A protracted labour dispute at a Quebec Olymel hog processing plant has resulted in the company announcing a “significant” reduction in activities at the Vallée-Jonction hog slaughterhouse and cutting plant.
Olymel says it has assessed every option and weighed “the concerns and uncertainty that this strike continues to cause for the plant’s supplies and deliveries to its customers.”
To that end, Olymel’s management announced its intent to cut the evening shift, resulting in the loss of more than 500 positions. Four months’ notice of termination will be sent to the employees affected by this decision in accordance with Quebec labour standards.
“This decision will come into effect at the end of the notice of termination period if no agreement is reached and accepted by the union members by Sunday evening (August 29) at midnight,” Olymel says in a press release.
Olymel released a strongly-worded press release August 24th, outlining that the union’s vote of “no” on August 17 on a proposed resolution to the four-month long strike, drove the company to make the decision.
The plant workers have been on strike since late April.

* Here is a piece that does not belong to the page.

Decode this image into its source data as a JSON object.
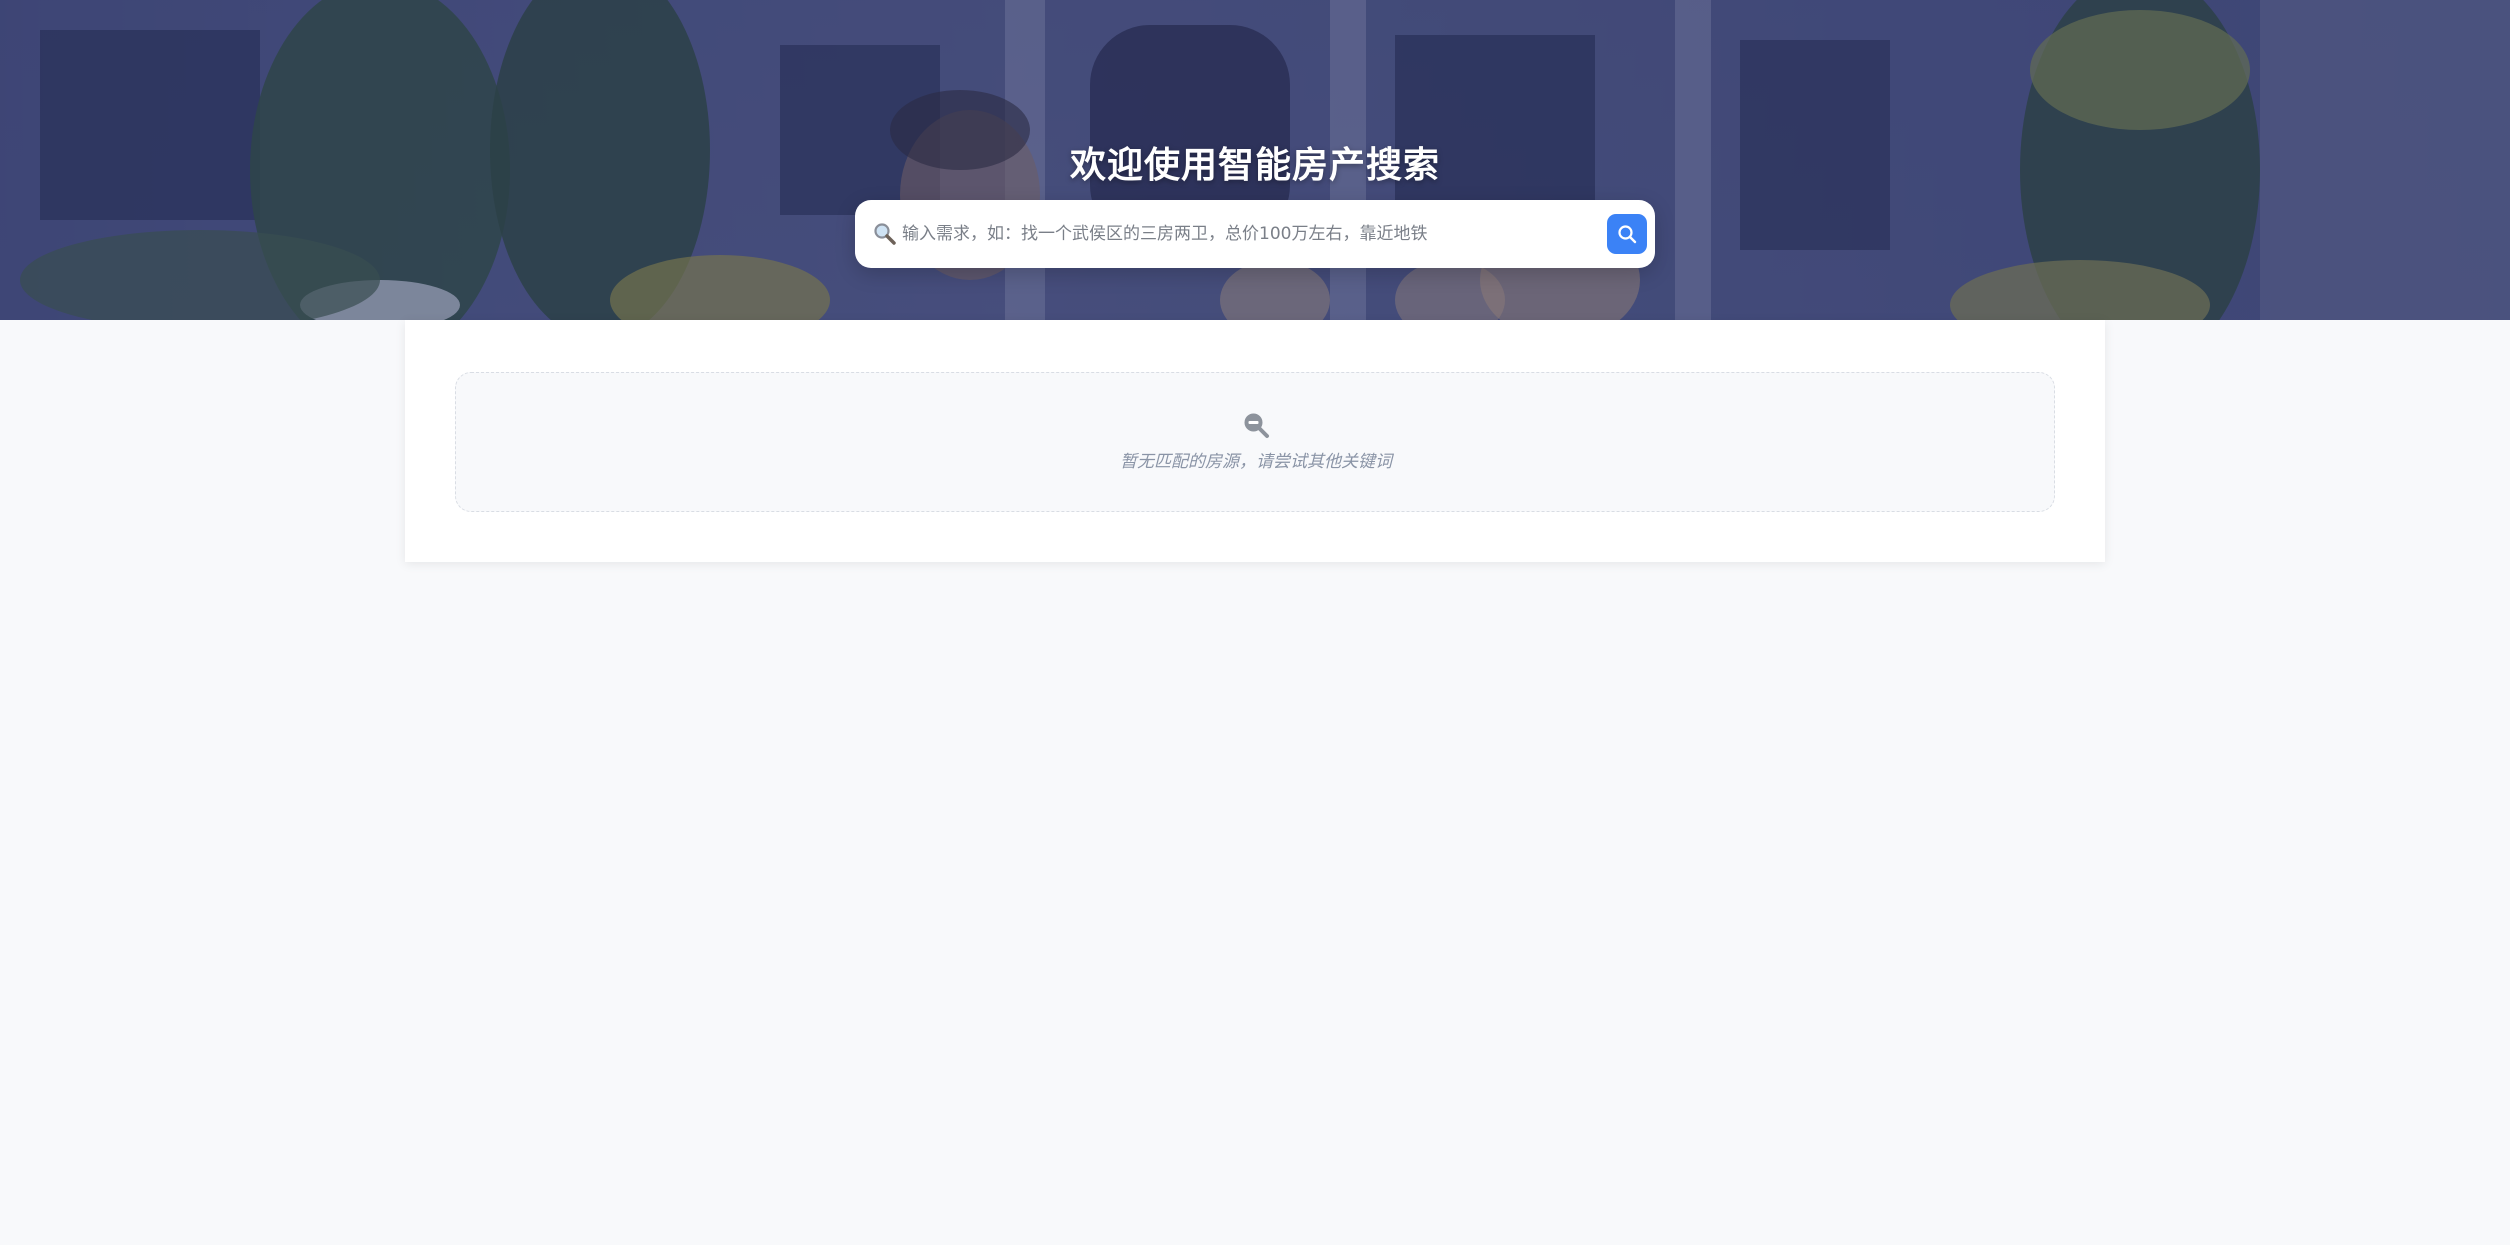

“Workers must understand that they already bear full responsibility for the dramatic situation of the hogs awaiting slaughter, their impending euthanasia, and the food waste that will result. Now they will also be responsible for the loss of 500 jobs and the consequences on these individuals, their families and the regional economy,” says Paul Beauchamp, Olymel’s senior vice president.
It appears that the largest hurdle is wages, a point the company says it is not willing to comply with the union’s demands, stating an increase in the “monetary aspects of [the August 14th] agreement in any way” would compromise the plant’s viability and competitiveness.
Meanwhile, hog producers in Quebec have been hanging on to hogs longer than planned, are shipping further or out of province, or euthanizing pigs.